A Review of Maggie Messitt’s The Rainy Season: Three Lives in the New South Africa
April 22, 2016 § Leave a comment
By Karissa Womack
Sometimes a writer can be loudest by being the most quiet, an effect brilliantly achieved by Maggie Messitt in her first book, The Rainy Season: Three Lives in the New South Africa. Unlike Messitt, I never could stay quiet or porch sit long enough to listen.
Messitt was twenty-four and on an indefinite leave from graduate school when she landed in South Africa. I was twenty-two when I first moved out of my home state of Alabama to teach at an inner city middle school with AmeriCorps.
While Messitt was bound for the adventures and stories of another continent, I’ve stayed within the familiarity of the American southeast. At the end of my volunteer year, I loaded up my pick-up truck and retreated back to the comforts of university life.
As a malungu, a white person, Messitt is an interloper in post-apartheid South Africa. Yet, her immersed status in Rooiboklaagte, where she opened a newspaper and school, allowed her access to this unique landscape. She lived and worked alongside the less than two hundred families of Rooiboklaagte until she felt her presence in the community would not notably affect her story and the lives she recorded.
During my time as an interloper, I didn’t know my presence would remain disruptive as long as I held a short-term contract, that to the community where I taught, I was another body in the revolving door of white young women in puffy AmeriCorps jackets.
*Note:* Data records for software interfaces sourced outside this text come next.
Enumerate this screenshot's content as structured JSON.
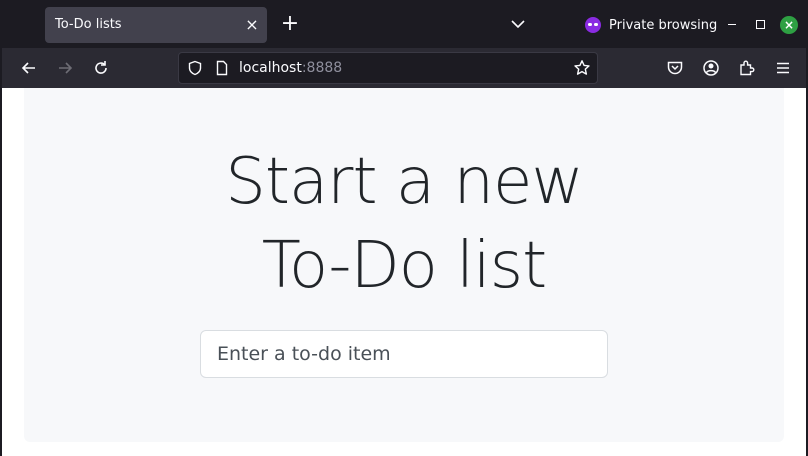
{
  "browser": {
    "tab_title": "To-Do lists",
    "private_label": "Private browsing",
    "url_host": "localhost",
    "url_port": ":8888"
  },
  "page": {
    "heading_line1": "Start a new",
    "heading_line2": "To-Do list",
    "input_placeholder": "Enter a to-do item"
  },
  "colors": {
    "private_accent": "#8a2be2",
    "window_close": "#2ea043",
    "jumbotron_bg": "#f7f8fa",
    "text_dark": "#212529"
  }
}
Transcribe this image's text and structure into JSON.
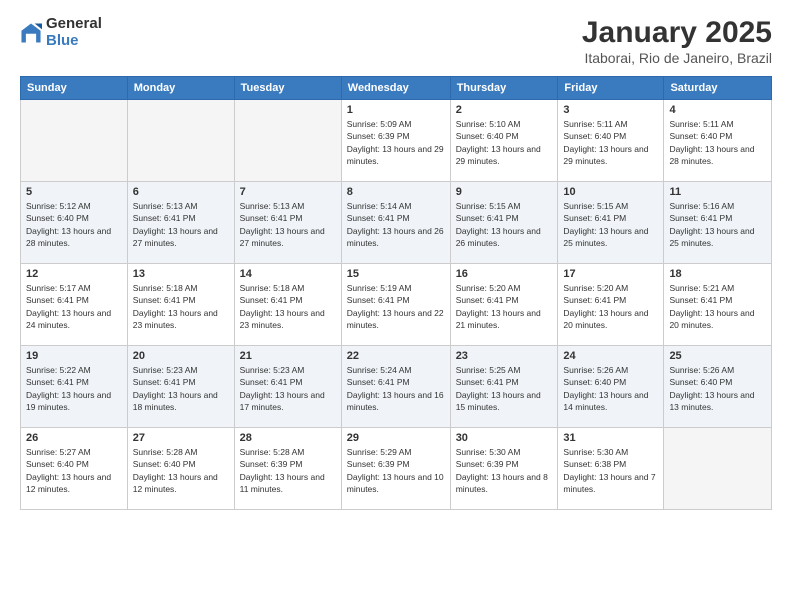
{
  "header": {
    "logo_general": "General",
    "logo_blue": "Blue",
    "title": "January 2025",
    "subtitle": "Itaborai, Rio de Janeiro, Brazil"
  },
  "weekdays": [
    "Sunday",
    "Monday",
    "Tuesday",
    "Wednesday",
    "Thursday",
    "Friday",
    "Saturday"
  ],
  "weeks": [
    [
      {
        "num": "",
        "sunrise": "",
        "sunset": "",
        "daylight": ""
      },
      {
        "num": "",
        "sunrise": "",
        "sunset": "",
        "daylight": ""
      },
      {
        "num": "",
        "sunrise": "",
        "sunset": "",
        "daylight": ""
      },
      {
        "num": "1",
        "sunrise": "Sunrise: 5:09 AM",
        "sunset": "Sunset: 6:39 PM",
        "daylight": "Daylight: 13 hours and 29 minutes."
      },
      {
        "num": "2",
        "sunrise": "Sunrise: 5:10 AM",
        "sunset": "Sunset: 6:40 PM",
        "daylight": "Daylight: 13 hours and 29 minutes."
      },
      {
        "num": "3",
        "sunrise": "Sunrise: 5:11 AM",
        "sunset": "Sunset: 6:40 PM",
        "daylight": "Daylight: 13 hours and 29 minutes."
      },
      {
        "num": "4",
        "sunrise": "Sunrise: 5:11 AM",
        "sunset": "Sunset: 6:40 PM",
        "daylight": "Daylight: 13 hours and 28 minutes."
      }
    ],
    [
      {
        "num": "5",
        "sunrise": "Sunrise: 5:12 AM",
        "sunset": "Sunset: 6:40 PM",
        "daylight": "Daylight: 13 hours and 28 minutes."
      },
      {
        "num": "6",
        "sunrise": "Sunrise: 5:13 AM",
        "sunset": "Sunset: 6:41 PM",
        "daylight": "Daylight: 13 hours and 27 minutes."
      },
      {
        "num": "7",
        "sunrise": "Sunrise: 5:13 AM",
        "sunset": "Sunset: 6:41 PM",
        "daylight": "Daylight: 13 hours and 27 minutes."
      },
      {
        "num": "8",
        "sunrise": "Sunrise: 5:14 AM",
        "sunset": "Sunset: 6:41 PM",
        "daylight": "Daylight: 13 hours and 26 minutes."
      },
      {
        "num": "9",
        "sunrise": "Sunrise: 5:15 AM",
        "sunset": "Sunset: 6:41 PM",
        "daylight": "Daylight: 13 hours and 26 minutes."
      },
      {
        "num": "10",
        "sunrise": "Sunrise: 5:15 AM",
        "sunset": "Sunset: 6:41 PM",
        "daylight": "Daylight: 13 hours and 25 minutes."
      },
      {
        "num": "11",
        "sunrise": "Sunrise: 5:16 AM",
        "sunset": "Sunset: 6:41 PM",
        "daylight": "Daylight: 13 hours and 25 minutes."
      }
    ],
    [
      {
        "num": "12",
        "sunrise": "Sunrise: 5:17 AM",
        "sunset": "Sunset: 6:41 PM",
        "daylight": "Daylight: 13 hours and 24 minutes."
      },
      {
        "num": "13",
        "sunrise": "Sunrise: 5:18 AM",
        "sunset": "Sunset: 6:41 PM",
        "daylight": "Daylight: 13 hours and 23 minutes."
      },
      {
        "num": "14",
        "sunrise": "Sunrise: 5:18 AM",
        "sunset": "Sunset: 6:41 PM",
        "daylight": "Daylight: 13 hours and 23 minutes."
      },
      {
        "num": "15",
        "sunrise": "Sunrise: 5:19 AM",
        "sunset": "Sunset: 6:41 PM",
        "daylight": "Daylight: 13 hours and 22 minutes."
      },
      {
        "num": "16",
        "sunrise": "Sunrise: 5:20 AM",
        "sunset": "Sunset: 6:41 PM",
        "daylight": "Daylight: 13 hours and 21 minutes."
      },
      {
        "num": "17",
        "sunrise": "Sunrise: 5:20 AM",
        "sunset": "Sunset: 6:41 PM",
        "daylight": "Daylight: 13 hours and 20 minutes."
      },
      {
        "num": "18",
        "sunrise": "Sunrise: 5:21 AM",
        "sunset": "Sunset: 6:41 PM",
        "daylight": "Daylight: 13 hours and 20 minutes."
      }
    ],
    [
      {
        "num": "19",
        "sunrise": "Sunrise: 5:22 AM",
        "sunset": "Sunset: 6:41 PM",
        "daylight": "Daylight: 13 hours and 19 minutes."
      },
      {
        "num": "20",
        "sunrise": "Sunrise: 5:23 AM",
        "sunset": "Sunset: 6:41 PM",
        "daylight": "Daylight: 13 hours and 18 minutes."
      },
      {
        "num": "21",
        "sunrise": "Sunrise: 5:23 AM",
        "sunset": "Sunset: 6:41 PM",
        "daylight": "Daylight: 13 hours and 17 minutes."
      },
      {
        "num": "22",
        "sunrise": "Sunrise: 5:24 AM",
        "sunset": "Sunset: 6:41 PM",
        "daylight": "Daylight: 13 hours and 16 minutes."
      },
      {
        "num": "23",
        "sunrise": "Sunrise: 5:25 AM",
        "sunset": "Sunset: 6:41 PM",
        "daylight": "Daylight: 13 hours and 15 minutes."
      },
      {
        "num": "24",
        "sunrise": "Sunrise: 5:26 AM",
        "sunset": "Sunset: 6:40 PM",
        "daylight": "Daylight: 13 hours and 14 minutes."
      },
      {
        "num": "25",
        "sunrise": "Sunrise: 5:26 AM",
        "sunset": "Sunset: 6:40 PM",
        "daylight": "Daylight: 13 hours and 13 minutes."
      }
    ],
    [
      {
        "num": "26",
        "sunrise": "Sunrise: 5:27 AM",
        "sunset": "Sunset: 6:40 PM",
        "daylight": "Daylight: 13 hours and 12 minutes."
      },
      {
        "num": "27",
        "sunrise": "Sunrise: 5:28 AM",
        "sunset": "Sunset: 6:40 PM",
        "daylight": "Daylight: 13 hours and 12 minutes."
      },
      {
        "num": "28",
        "sunrise": "Sunrise: 5:28 AM",
        "sunset": "Sunset: 6:39 PM",
        "daylight": "Daylight: 13 hours and 11 minutes."
      },
      {
        "num": "29",
        "sunrise": "Sunrise: 5:29 AM",
        "sunset": "Sunset: 6:39 PM",
        "daylight": "Daylight: 13 hours and 10 minutes."
      },
      {
        "num": "30",
        "sunrise": "Sunrise: 5:30 AM",
        "sunset": "Sunset: 6:39 PM",
        "daylight": "Daylight: 13 hours and 8 minutes."
      },
      {
        "num": "31",
        "sunrise": "Sunrise: 5:30 AM",
        "sunset": "Sunset: 6:38 PM",
        "daylight": "Daylight: 13 hours and 7 minutes."
      },
      {
        "num": "",
        "sunrise": "",
        "sunset": "",
        "daylight": ""
      }
    ]
  ]
}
I struggled in writing stories of my time there because I hadn’t been ready to invest myself in the “beautifully complicated” lives of the community I was visiting. I’m still not, but I appreciate the grace of Messitt’s work and I respect her immensely.
Messitt does not evoke an agenda, but invites readers into an (almost) unobstructed view of Rooiboklaagte, sharing her access as a gift on the page. She has called out tama on the doorstep of three lives and each character has responded ahee, hello, you may enter.
With a cinematic lens, she brings her readers in close to see these characters: Thoko Makwakwa, Dankie Mathebula, and Regina Hlabane. Messitt carefully observes Thoko, a middle-aged woman, both a sangoma (traditional healer) and owner of a shebeen (backdoor illegal pub); Dankie, a high school senior with the dream of scoring high on his matriculation exams and attending a university; and Regina, an elderly weaver of the Mapusha cooperative and devout Catholic.
As I write this from my office, I think of Dankie in his mother’s home during a storm, the tin roof sheets lifting from the walls until they slam against nail heads. I try to imagine Messitt in that home, rain leaking through the nail holes, as she observes the small moments that illuminate another’s life.
Messitt shows the intertwining of her characters’ lives most notably through the shared community event of a funeral. The Rainy Season itself reads like a series of funeral songs, “a collection of people who could, at any time, lead a song of their choice.” Sections move between Thoko, Dankie, and Regina, with the voice that most demands attention leading on the page. These interconnected lives are contained within spring, summer, and autumn, highlighting the passage of time through the rainy season.
Their home, the new South Africa, is an amalgam of old tradition and imported consumerism. Messitt explores a world where Thoko wears orange-sherbet Converse All Stars to a chief’s home for tribal court. Her prose is alive from beginning to end with beautifully crafted sentences, like her description of money-laden pockets, “some are quiet, filled with crisp bills of blue buffalo, pink lions, brown elephant, green rhino, and maybe even a few leopards.”
Messitt’s story has no grand conclusion, makes no attempt to craft an artificial ending to her character’s lives. She adheres to the scope of a single rainy season, although she also provides satisfying postscripts to contextualize the reading experience.
I’m still meditating the uniqueness of this book, on Messitt’s prose, which exemplifies a respect for the lives of others as they exist in the world and apart from the narrative of her own life. Messitt has shown me that the authority for telling someone else’s story comes from humility, a sharp eye for accuracy, and a commitment to “sticking around” long enough to create trust. The Rainy Season sings out, in crisp notes, the songs of the new South Africa. The music of these lives asks us to quiet our own stories just long enough to listen.
Karissa Womack is an MFA candidate in creative nonfiction at the University of South Florida, where she serves as the Creative Writing Program assistant. She is the managing editor for Saw Palm: Florida Literature and Art and the interview editor for Sweet: A Literary Confection.